Supplied records Start Marker
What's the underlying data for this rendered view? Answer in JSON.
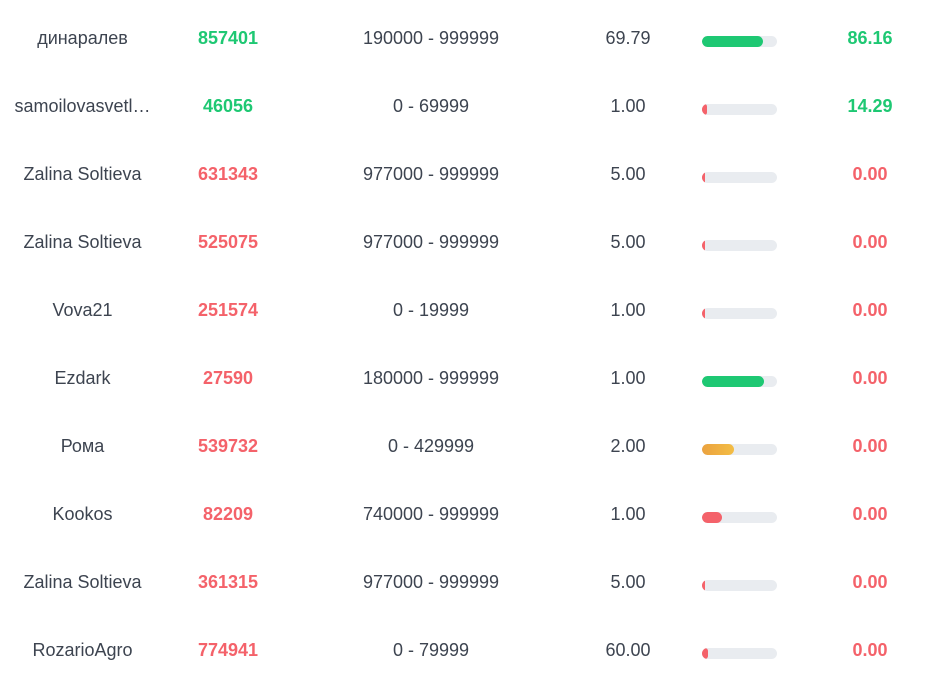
{
  "colors": {
    "win": "#1ec873",
    "loss": "#f4626a",
    "medium": "#f0a93e",
    "text": "#3d4450",
    "track": "#e9ecf0"
  },
  "rows": [
    {
      "user": "динаралев",
      "bet_id": "857401",
      "range": "190000 - 999999",
      "multiplier": "69.79",
      "chance_fraction": 0.82,
      "chance_level": "win",
      "payout": "86.16",
      "outcome": "win"
    },
    {
      "user": "samoilovasvetl…",
      "bet_id": "46056",
      "range": "0 - 69999",
      "multiplier": "1.00",
      "chance_fraction": 0.07,
      "chance_level": "loss",
      "payout": "14.29",
      "outcome": "win"
    },
    {
      "user": "Zalina Soltieva",
      "bet_id": "631343",
      "range": "977000 - 999999",
      "multiplier": "5.00",
      "chance_fraction": 0.02,
      "chance_level": "loss",
      "payout": "0.00",
      "outcome": "loss"
    },
    {
      "user": "Zalina Soltieva",
      "bet_id": "525075",
      "range": "977000 - 999999",
      "multiplier": "5.00",
      "chance_fraction": 0.02,
      "chance_level": "loss",
      "payout": "0.00",
      "outcome": "loss"
    },
    {
      "user": "Vova21",
      "bet_id": "251574",
      "range": "0 - 19999",
      "multiplier": "1.00",
      "chance_fraction": 0.02,
      "chance_level": "loss",
      "payout": "0.00",
      "outcome": "loss"
    },
    {
      "user": "Ezdark",
      "bet_id": "27590",
      "range": "180000 - 999999",
      "multiplier": "1.00",
      "chance_fraction": 0.83,
      "chance_level": "win",
      "payout": "0.00",
      "outcome": "loss"
    },
    {
      "user": "Рома",
      "bet_id": "539732",
      "range": "0 - 429999",
      "multiplier": "2.00",
      "chance_fraction": 0.43,
      "chance_level": "medium",
      "payout": "0.00",
      "outcome": "loss"
    },
    {
      "user": "Kookos",
      "bet_id": "82209",
      "range": "740000 - 999999",
      "multiplier": "1.00",
      "chance_fraction": 0.26,
      "chance_level": "loss",
      "payout": "0.00",
      "outcome": "loss"
    },
    {
      "user": "Zalina Soltieva",
      "bet_id": "361315",
      "range": "977000 - 999999",
      "multiplier": "5.00",
      "chance_fraction": 0.02,
      "chance_level": "loss",
      "payout": "0.00",
      "outcome": "loss"
    },
    {
      "user": "RozarioAgro",
      "bet_id": "774941",
      "range": "0 - 79999",
      "multiplier": "60.00",
      "chance_fraction": 0.08,
      "chance_level": "loss",
      "payout": "0.00",
      "outcome": "loss"
    }
  ]
}
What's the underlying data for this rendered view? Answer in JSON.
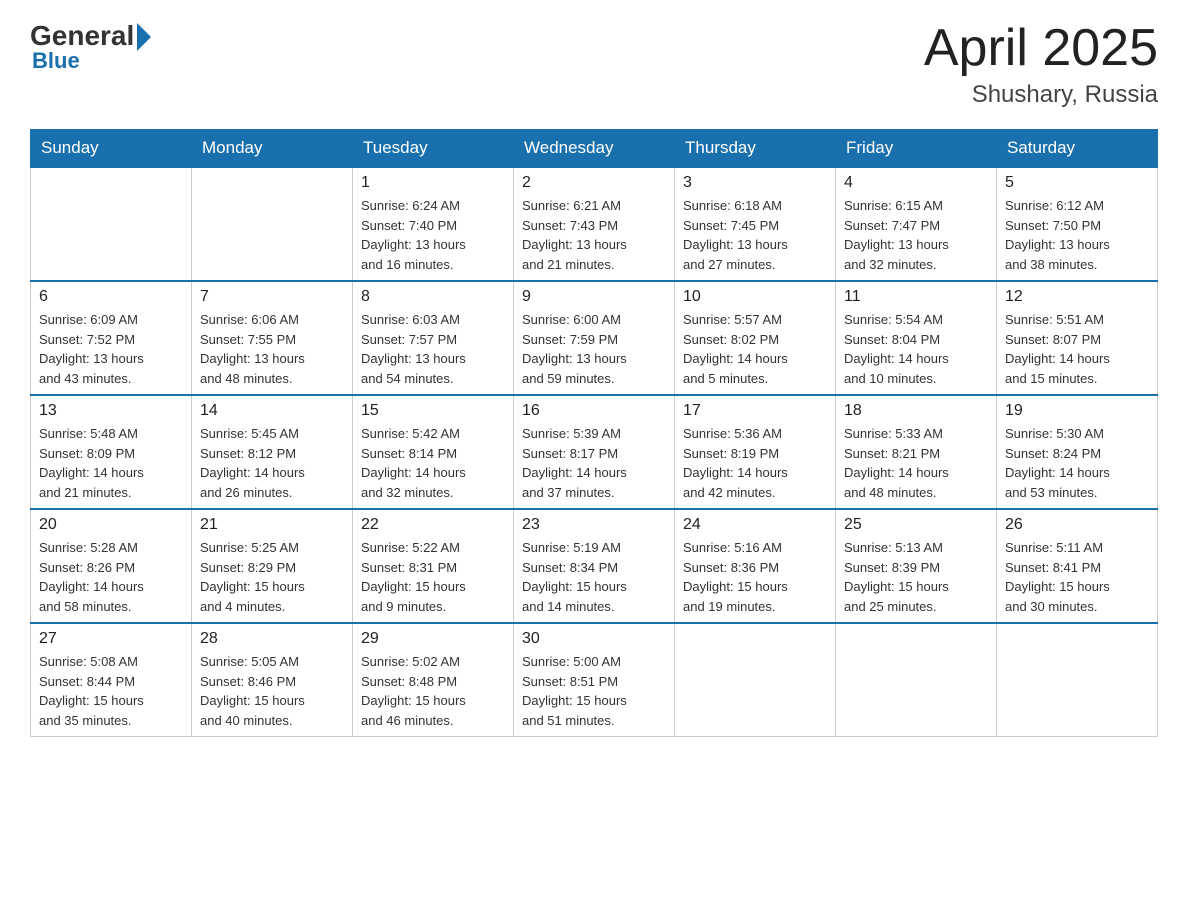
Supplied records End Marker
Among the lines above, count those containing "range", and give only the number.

10